    “It’s cold in the morning,” adds Syndi, “so you have all these clothes on. Then by ten when it starts to get hot, you just keep dropping off coats and sweaters as you go. When you trot back home, you gather up the clothes from the fence posts. And since you ate at three that morning, by three in the afternoon, you’re starved.”

    The cowboys spread out, rounding up cattle, counting them, and driving them together ready to be moved to the summer range. “Each person is responsible for a huge area,” explains Salli. “The brush and grass is deep, and the cows will be lying down. You have to yell so they will rise up. So many times I’ll be on top of this mountain and holler as I’m coming down. Then I’ll look up, and there are all these cows behind me that I missed. I just have to go back up and get them. That makes me so mad.”

    “Or you’ll go ten miles, and you’ll look back and there’s this one little speck way up there that’s a cow,” says Syndi. “I just pretend I didn’t see it.”

    The range in northern Nevada where the Spanish Ranch runs its cattle is rolling acres of sagebrush and grass with hilly ridges separating empty valley from empty valley. It’s a place where, instead of feeling small and insignificant, a cowboy can feel closer to the things mightier than himself. “Sometimes when I’m out there all by myself,” says Salli, “I feel so close to the Lord. You can think about everything. You’ve got the whole day by yourself. It’s so vast. You can see for miles. There is sagebrush everywhere, and you can see deer, coyotes, wild mustangs, and snakes.” Salli shuddered a little, “I hate the snakes.”

    Syndi was picturing the same scene as her sister was describing it. She added, “The river shines as it winds through the valley, and there are mountains with snow on them in the distance.”

    “And there’s lots of great sunsets,” Dallas piped in.

    In many ways it seems as though civilization has been left behind when a cowboy is alone on a mountainside. The area is essentially the same as it was when trappers and Indians passed through in search of beaver or buffalo. Then suddenly the silence is shattered. The most advanced fighter planes in the United States Air Force make training flights over the area from a nearby air force base. The sleek, needle-nosed planes ride the ridges and valleys leaving ribbon trails across the deep blue of the sky.
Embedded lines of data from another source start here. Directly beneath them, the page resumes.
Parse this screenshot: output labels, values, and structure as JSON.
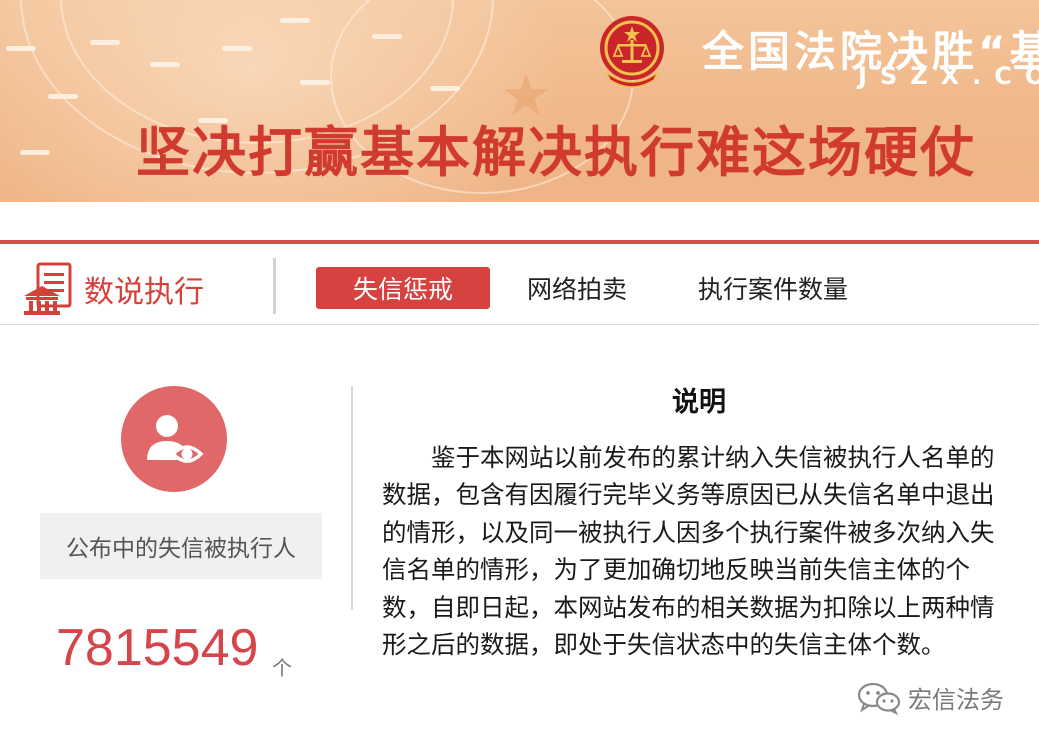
{
  "banner": {
    "title": "全国法院决胜“基",
    "url": "JSZX.CO",
    "slogan": "坚决打赢基本解决执行难这场硬仗",
    "emblem_icon": "court-emblem-icon"
  },
  "nav": {
    "brand_icon": "courthouse-document-icon",
    "brand_title": "数说执行",
    "tabs": [
      {
        "label": "失信惩戒",
        "active": true
      },
      {
        "label": "网络拍卖",
        "active": false
      },
      {
        "label": "执行案件数量",
        "active": false
      }
    ]
  },
  "stat": {
    "icon": "person-eye-icon",
    "label": "公布中的失信被执行人",
    "value": "7815549",
    "unit": "个"
  },
  "explanation": {
    "title": "说明",
    "body": "鉴于本网站以前发布的累计纳入失信被执行人名单的数据，包含有因履行完毕义务等原因已从失信名单中退出的情形，以及同一被执行人因多个执行案件被多次纳入失信名单的情形，为了更加确切地反映当前失信主体的个数，自即日起，本网站发布的相关数据为扣除以上两种情形之后的数据，即处于失信状态中的失信主体个数。"
  },
  "watermark": {
    "icon": "wechat-icon",
    "text": "宏信法务"
  },
  "colors": {
    "accent_red": "#d54240",
    "banner_peach": "#f0b88a",
    "stat_red": "#d6454a"
  }
}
Sometimes the planes fly so low that the pilot in the cockpit and the cowboy on horseback make eye contact. For a moment something flickers between the two. The pilot may envy the cowboy’s touch with earth through the feel of saddle and horseflesh. And the cowboy may wish for the freedom of flight. Then the plane is gone, and quiet settles back over the land like a quilt, a quiet that allows one man’s thoughts to be the loudest thing he hears.

    Nevada is a land so vast that sometimes a cowboy can get lost, wandering in miles of wild grass and sagebrush where one rocky ridge starts to look like another. When they get lost, Brother Kane has told them to find a stream and follow it downhill until they come to the river. Then follow the river downstream to camp.
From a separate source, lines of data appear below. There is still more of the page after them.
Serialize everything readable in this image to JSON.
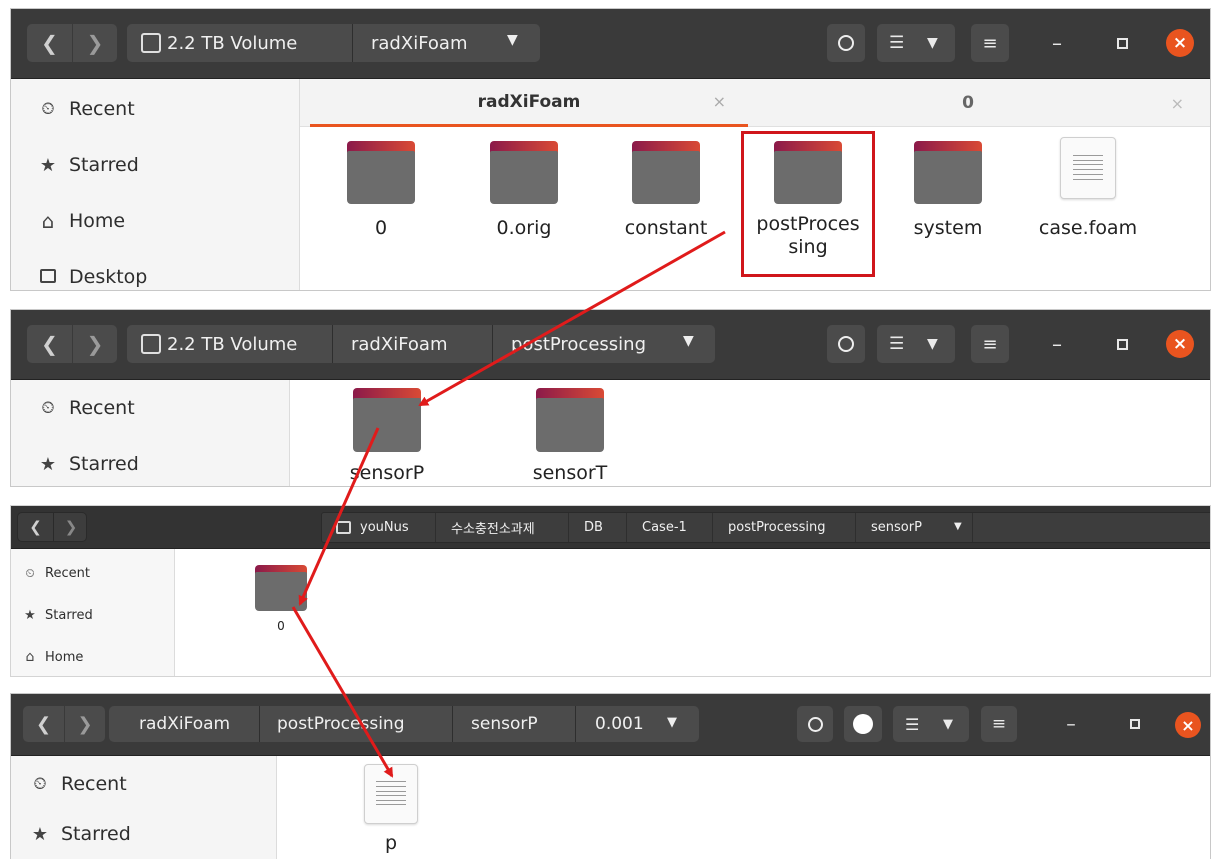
{
  "window1": {
    "path": [
      "2.2 TB Volume",
      "radXiFoam"
    ],
    "tabs": [
      {
        "label": "radXiFoam",
        "close": "×"
      },
      {
        "label": "0",
        "close": "×"
      }
    ],
    "sidebar": [
      {
        "icon": "clock-icon",
        "glyph": "🕔",
        "label": "Recent"
      },
      {
        "icon": "star-icon",
        "glyph": "★",
        "label": "Starred"
      },
      {
        "icon": "home-icon",
        "glyph": "⌂",
        "label": "Home"
      },
      {
        "icon": "desktop-icon",
        "glyph": "☐",
        "label": "Desktop"
      }
    ],
    "items": [
      {
        "type": "folder",
        "name": "0"
      },
      {
        "type": "folder",
        "name": "0.orig"
      },
      {
        "type": "folder",
        "name": "constant"
      },
      {
        "type": "folder",
        "name": "postProces\nsing",
        "highlighted": true
      },
      {
        "type": "folder",
        "name": "system"
      },
      {
        "type": "file",
        "name": "case.foam"
      }
    ]
  },
  "window2": {
    "path": [
      "2.2 TB Volume",
      "radXiFoam",
      "postProcessing"
    ],
    "sidebar": [
      {
        "icon": "clock-icon",
        "glyph": "🕔",
        "label": "Recent"
      },
      {
        "icon": "star-icon",
        "glyph": "★",
        "label": "Starred"
      }
    ],
    "items": [
      {
        "type": "folder",
        "name": "sensorP"
      },
      {
        "type": "folder",
        "name": "sensorT"
      }
    ]
  },
  "window3": {
    "path": [
      "youNus",
      "수소충전소과제",
      "DB",
      "Case-1",
      "postProcessing",
      "sensorP"
    ],
    "sidebar": [
      {
        "icon": "clock-icon",
        "glyph": "🕔",
        "label": "Recent"
      },
      {
        "icon": "star-icon",
        "glyph": "★",
        "label": "Starred"
      },
      {
        "icon": "home-icon",
        "glyph": "⌂",
        "label": "Home"
      }
    ],
    "items": [
      {
        "type": "folder",
        "name": "0"
      }
    ]
  },
  "window4": {
    "path": [
      "radXiFoam",
      "postProcessing",
      "sensorP",
      "0.001"
    ],
    "sidebar": [
      {
        "icon": "clock-icon",
        "glyph": "🕔",
        "label": "Recent"
      },
      {
        "icon": "star-icon",
        "glyph": "★",
        "label": "Starred"
      }
    ],
    "items": [
      {
        "type": "file",
        "name": "p"
      }
    ]
  },
  "colors": {
    "titlebar": "#3a3a3a",
    "accent": "#e9541f",
    "highlight_box": "#d0161b",
    "arrow": "#e01b1b",
    "folder_tab": "#b8264a",
    "folder_body": "#6c6c6c"
  }
}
    The family home evenings at camp on the Spanish Ranch are a little like those streams. A cowboy who is lost in this world can follow that small stream of truth and love which leads him to the river of the gospel. And then he can follow the river home to the Lord.
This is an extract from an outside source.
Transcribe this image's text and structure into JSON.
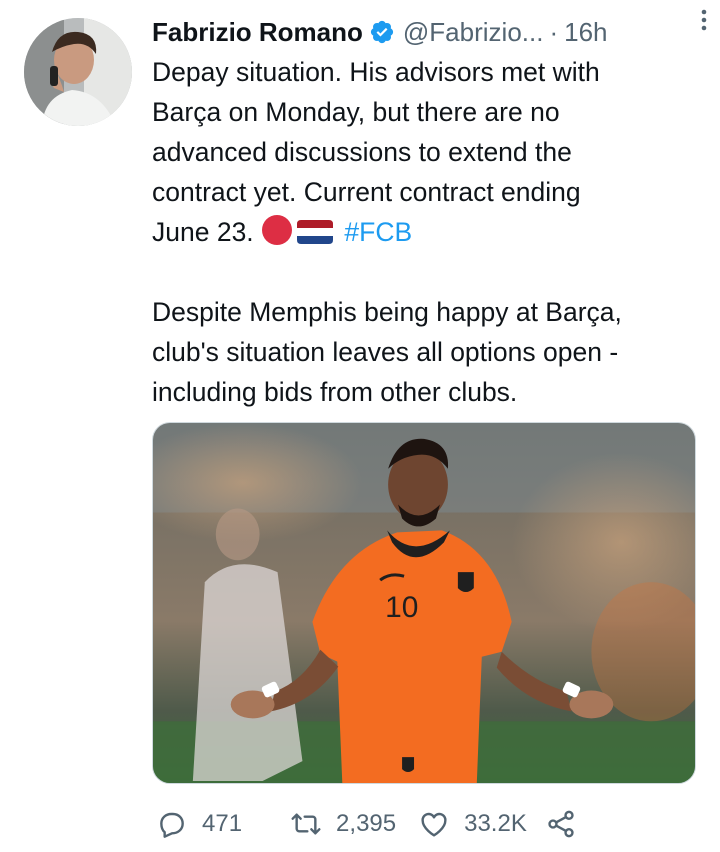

    Photos by Janet Thomas, Kurt Markus and Marie Kane

    Nevada’s rangeland is a maze of rolling hills with streams to guide a wanderer home. Horses, like the one Salli is bridling, provide access to remote areas. As if he were a refugee from a time machine, Rick Ellison (next page) evokes memories of an era when cowboys were kings. At the ranch, Salli, Dallas, and Syndi tend to chores.

    Animals, people, and land paint a scenario reminiscent of the West’s early cattle drives. It’s a life (next page) rich in tradition, blending togetherness with solitude and generation with generation. Derek shares pointers with a cowhand while the rest of the children pose atop an old buckboard. Though range riding is often a solitary task, Syndi and her father enjoy time together. Even Salli’s belt buckle tells a story.